P.P.S. Dallas beat Miami in Game One, whee! Go Mavs!

Wednesday, June 07, 2006

Heavy heart

As painful and mildly mortifying as it is to admit, I have had my heart broken before (yes, in the romantic sense), at least 3 minor times, and 1 very messy major time. Just as I believe that people love in many different ways, I also believe that we feel heartbreak in unique ways. Mine always seem to be accompanied by physical symptoms, usually respiratory: a tightening of the chest and a sharp intake of breath, or in the case of the one messy major time, difficulty breathing for a good few seconds.
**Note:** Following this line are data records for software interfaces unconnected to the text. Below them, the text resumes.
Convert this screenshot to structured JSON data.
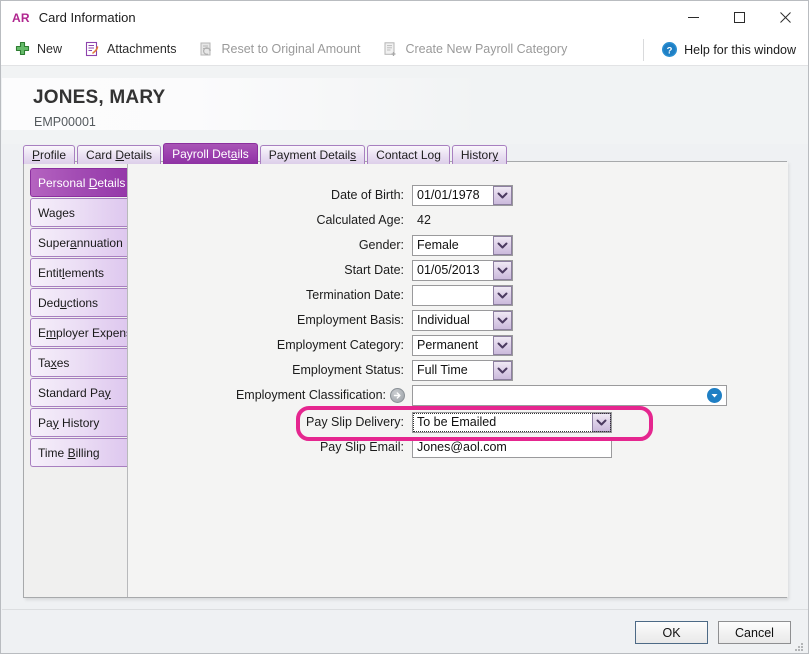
{
  "window": {
    "app_badge": "AR",
    "title": "Card Information",
    "minimize_icon": "minimize-icon",
    "maximize_icon": "maximize-icon",
    "close_icon": "close-icon"
  },
  "toolbar": {
    "items": [
      {
        "label": "New",
        "icon": "plus-icon",
        "enabled": true
      },
      {
        "label": "Attachments",
        "icon": "attachment-document-icon",
        "enabled": true
      },
      {
        "label": "Reset to Original Amount",
        "icon": "reset-icon",
        "enabled": false
      },
      {
        "label": "Create New Payroll Category",
        "icon": "new-document-icon",
        "enabled": false
      }
    ],
    "help": {
      "label": "Help for this window",
      "icon": "help-question-icon"
    }
  },
  "header": {
    "employee_name": "JONES, MARY",
    "employee_id": "EMP00001"
  },
  "tabs": [
    {
      "label": "Profile",
      "accel": "P",
      "active": false
    },
    {
      "label": "Card Details",
      "accel": "D",
      "active": false
    },
    {
      "label": "Payroll Details",
      "accel": "a",
      "active": true
    },
    {
      "label": "Payment Details",
      "accel": "s",
      "active": false
    },
    {
      "label": "Contact Log",
      "accel": "g",
      "active": false
    },
    {
      "label": "History",
      "accel": "y",
      "active": false
    }
  ],
  "sidebar": {
    "items": [
      {
        "label": "Personal Details",
        "active": true
      },
      {
        "label": "Wages",
        "active": false
      },
      {
        "label": "Superannuation",
        "active": false
      },
      {
        "label": "Entitlements",
        "active": false
      },
      {
        "label": "Deductions",
        "active": false
      },
      {
        "label": "Employer Expenses",
        "active": false
      },
      {
        "label": "Taxes",
        "active": false
      },
      {
        "label": "Standard Pay",
        "active": false
      },
      {
        "label": "Pay History",
        "active": false
      },
      {
        "label": "Time Billing",
        "active": false
      }
    ]
  },
  "form": {
    "date_of_birth": {
      "label": "Date of Birth:",
      "value": "01/01/1978"
    },
    "calculated_age": {
      "label": "Calculated Age:",
      "value": "42"
    },
    "gender": {
      "label": "Gender:",
      "value": "Female"
    },
    "start_date": {
      "label": "Start Date:",
      "value": "01/05/2013"
    },
    "termination_date": {
      "label": "Termination Date:",
      "value": ""
    },
    "employment_basis": {
      "label": "Employment Basis:",
      "value": "Individual"
    },
    "employment_category": {
      "label": "Employment Category:",
      "value": "Permanent"
    },
    "employment_status": {
      "label": "Employment Status:",
      "value": "Full Time"
    },
    "employment_classification": {
      "label": "Employment Classification:",
      "value": ""
    },
    "pay_slip_delivery": {
      "label": "Pay Slip Delivery:",
      "value": "To be Emailed"
    },
    "pay_slip_email": {
      "label": "Pay Slip Email:",
      "value": "Jones@aol.com"
    }
  },
  "footer": {
    "ok_label": "OK",
    "cancel_label": "Cancel"
  },
  "colors": {
    "accent_purple": "#9437a8",
    "highlight_pink": "#e5268f",
    "brand_magenta": "#b0268f",
    "help_blue": "#1f7fc4"
  }
}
Having someone take your heart, smash it into smithereens, and hand back the mangled remains to you, apologetically or otherwise, is never easy to take. However, recently, I discovered that there is an even worse feeling: witnessing someone you love have their heart bashed into bloody bits, and seeing them suffer from it. The pain you feel, though not your own, is magnified by the helplessness to do anything to relieve the other's anguish, not to mention underlying, albeit sometimes irrational, anger towards the person who bludgeoned your loved one's heart. I can look back on my own romantic woes and reflect on them with nothing more than a tinge of bittersweet sorrow, but I have come close to tears more than once just thinking about the heartbreak of someone I care about. I guess it's hard to accept that someone could refuse to love a person you love so much.

I concede that perhaps overprotectiveness and irrational resentment may be involved in making me so distraught on a lovelorn loved one's behalf. But when it comes to the people I love, moderation and reason don't often dominate my thoughts and emotions. And no blog post can ever fully explain it.

Monday, June 05, 2006

Not again!!

Just a day after we got back from Bangkok, my mom oh-so-casually asks me what I'm planning to wear to the wedding next weekend. I ask, what wedding? She goes, the wedding in Cebu. And I go, oh f---ing hell. Well, ok, I didn't say that out loud. But that was certainly how I was reacting inside. I've barely recovered from our last trip, I'm facing a week's worth of backlogged work, an afternoon-long meeting and a whole-day photo shoot, and then I have to fly to goddamn Cebu to attend another goddamn wedding of a family friend I don't even goddamn know, and mingle with more unfamiliar family friends with my face frozen in a grotesquely forced, fake smile, AND I also have to visit all our blasted outlets in the whole of blasted Cebu while we're there.

In case you can't tell, my job satisfaction level is not exactly at its highest right now.